### Aim of the exercise:
Look through the listing below for the word "title" and copy every line where it occurs.

── Material shown ──

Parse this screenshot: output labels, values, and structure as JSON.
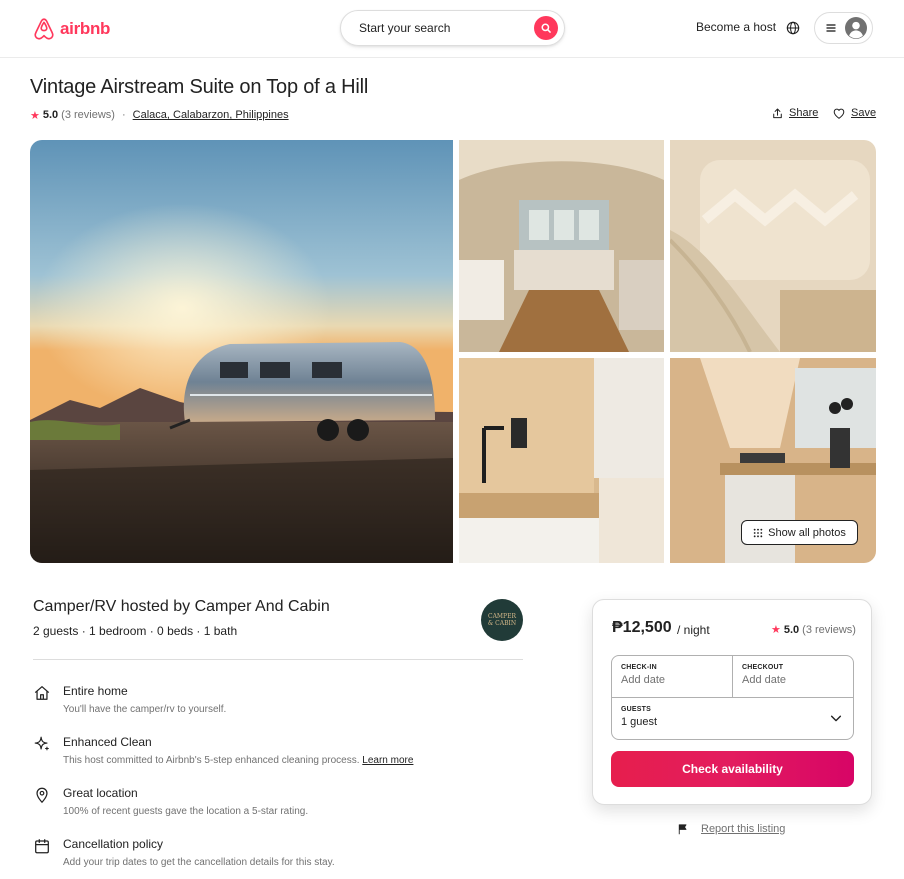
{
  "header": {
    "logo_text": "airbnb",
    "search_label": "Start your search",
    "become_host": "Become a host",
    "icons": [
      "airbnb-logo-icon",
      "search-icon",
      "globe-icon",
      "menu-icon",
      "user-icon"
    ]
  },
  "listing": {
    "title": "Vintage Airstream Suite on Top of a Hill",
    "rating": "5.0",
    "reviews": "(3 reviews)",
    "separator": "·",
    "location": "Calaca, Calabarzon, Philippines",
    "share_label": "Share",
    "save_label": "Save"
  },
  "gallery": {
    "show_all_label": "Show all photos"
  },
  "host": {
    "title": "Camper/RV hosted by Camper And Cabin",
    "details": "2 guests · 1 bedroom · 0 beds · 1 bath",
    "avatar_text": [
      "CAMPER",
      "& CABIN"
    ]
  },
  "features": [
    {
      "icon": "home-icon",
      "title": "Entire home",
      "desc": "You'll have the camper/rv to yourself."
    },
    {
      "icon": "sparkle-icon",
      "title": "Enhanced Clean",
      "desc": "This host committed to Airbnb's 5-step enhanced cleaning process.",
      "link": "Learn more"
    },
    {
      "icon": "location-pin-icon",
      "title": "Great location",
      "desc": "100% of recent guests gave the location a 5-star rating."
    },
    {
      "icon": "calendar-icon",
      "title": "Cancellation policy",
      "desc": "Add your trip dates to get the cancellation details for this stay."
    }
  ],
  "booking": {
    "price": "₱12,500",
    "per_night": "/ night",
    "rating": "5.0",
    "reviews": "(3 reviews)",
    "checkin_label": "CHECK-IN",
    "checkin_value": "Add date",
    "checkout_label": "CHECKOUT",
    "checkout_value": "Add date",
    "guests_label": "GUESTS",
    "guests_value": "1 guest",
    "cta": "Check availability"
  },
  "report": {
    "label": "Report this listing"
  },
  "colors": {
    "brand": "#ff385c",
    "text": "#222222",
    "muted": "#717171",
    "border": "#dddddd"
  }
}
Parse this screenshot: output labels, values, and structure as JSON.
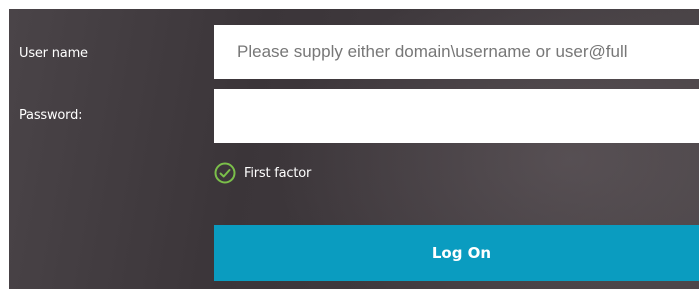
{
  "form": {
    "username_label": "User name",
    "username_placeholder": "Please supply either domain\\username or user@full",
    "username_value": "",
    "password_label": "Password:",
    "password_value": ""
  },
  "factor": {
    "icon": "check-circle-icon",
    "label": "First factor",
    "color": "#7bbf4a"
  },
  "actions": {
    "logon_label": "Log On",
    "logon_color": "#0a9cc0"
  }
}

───

### Exercise output:
    "title": "Vintage Airstream Suite on Top of a Hill",
    "title": "Camper/RV hosted by Camper And Cabin",
      "title": "Entire home",
      "title": "Enhanced Clean",
      "title": "Great location",
      "title": "Cancellation policy",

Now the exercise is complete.